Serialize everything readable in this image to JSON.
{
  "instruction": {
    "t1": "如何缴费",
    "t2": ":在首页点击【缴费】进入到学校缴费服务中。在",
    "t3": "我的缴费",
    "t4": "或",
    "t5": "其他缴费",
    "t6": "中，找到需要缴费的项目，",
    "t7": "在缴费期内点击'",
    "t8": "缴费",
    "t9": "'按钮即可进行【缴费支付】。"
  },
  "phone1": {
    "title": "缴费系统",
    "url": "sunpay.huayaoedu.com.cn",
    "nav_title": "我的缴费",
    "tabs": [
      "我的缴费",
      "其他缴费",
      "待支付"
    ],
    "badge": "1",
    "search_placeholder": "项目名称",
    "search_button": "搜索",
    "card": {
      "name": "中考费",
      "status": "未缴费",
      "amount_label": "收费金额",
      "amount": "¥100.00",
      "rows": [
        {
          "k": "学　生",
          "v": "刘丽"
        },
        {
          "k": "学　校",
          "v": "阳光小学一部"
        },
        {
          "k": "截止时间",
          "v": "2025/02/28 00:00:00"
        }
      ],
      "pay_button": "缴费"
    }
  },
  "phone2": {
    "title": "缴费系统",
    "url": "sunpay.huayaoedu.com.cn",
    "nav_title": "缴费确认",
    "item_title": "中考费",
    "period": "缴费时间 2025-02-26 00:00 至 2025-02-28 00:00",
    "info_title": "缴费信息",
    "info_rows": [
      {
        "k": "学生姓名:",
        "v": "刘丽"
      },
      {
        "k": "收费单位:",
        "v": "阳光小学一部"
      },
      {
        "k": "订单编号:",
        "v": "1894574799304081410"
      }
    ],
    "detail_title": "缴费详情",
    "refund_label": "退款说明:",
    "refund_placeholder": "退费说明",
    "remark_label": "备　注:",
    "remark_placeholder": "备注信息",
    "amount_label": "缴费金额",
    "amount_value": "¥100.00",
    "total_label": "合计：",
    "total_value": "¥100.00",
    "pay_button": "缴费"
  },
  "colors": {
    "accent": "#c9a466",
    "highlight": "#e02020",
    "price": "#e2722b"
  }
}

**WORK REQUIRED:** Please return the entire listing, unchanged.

**OUTPUT:**
Serialize everything readable in this image to JSON.
{
  "instruction": {
    "t1": "如何缴费",
    "t2": ":在首页点击【缴费】进入到学校缴费服务中。在",
    "t3": "我的缴费",
    "t4": "或",
    "t5": "其他缴费",
    "t6": "中，找到需要缴费的项目，",
    "t7": "在缴费期内点击'",
    "t8": "缴费",
    "t9": "'按钮即可进行【缴费支付】。"
  },
  "phone1": {
    "title": "缴费系统",
    "url": "sunpay.huayaoedu.com.cn",
    "nav_title": "我的缴费",
    "tabs": [
      "我的缴费",
      "其他缴费",
      "待支付"
    ],
    "badge": "1",
    "search_placeholder": "项目名称",
    "search_button": "搜索",
    "card": {
      "name": "中考费",
      "status": "未缴费",
      "amount_label": "收费金额",
      "amount": "¥100.00",
      "rows": [
        {
          "k": "学　生",
          "v": "刘丽"
        },
        {
          "k": "学　校",
          "v": "阳光小学一部"
        },
        {
          "k": "截止时间",
          "v": "2025/02/28 00:00:00"
        }
      ],
      "pay_button": "缴费"
    }
  },
  "phone2": {
    "title": "缴费系统",
    "url": "sunpay.huayaoedu.com.cn",
    "nav_title": "缴费确认",
    "item_title": "中考费",
    "period": "缴费时间 2025-02-26 00:00 至 2025-02-28 00:00",
    "info_title": "缴费信息",
    "info_rows": [
      {
        "k": "学生姓名:",
        "v": "刘丽"
      },
      {
        "k": "收费单位:",
        "v": "阳光小学一部"
      },
      {
        "k": "订单编号:",
        "v": "1894574799304081410"
      }
    ],
    "detail_title": "缴费详情",
    "refund_label": "退款说明:",
    "refund_placeholder": "退费说明",
    "remark_label": "备　注:",
    "remark_placeholder": "备注信息",
    "amount_label": "缴费金额",
    "amount_value": "¥100.00",
    "total_label": "合计：",
    "total_value": "¥100.00",
    "pay_button": "缴费"
  },
  "colors": {
    "accent": "#c9a466",
    "highlight": "#e02020",
    "price": "#e2722b"
  }
}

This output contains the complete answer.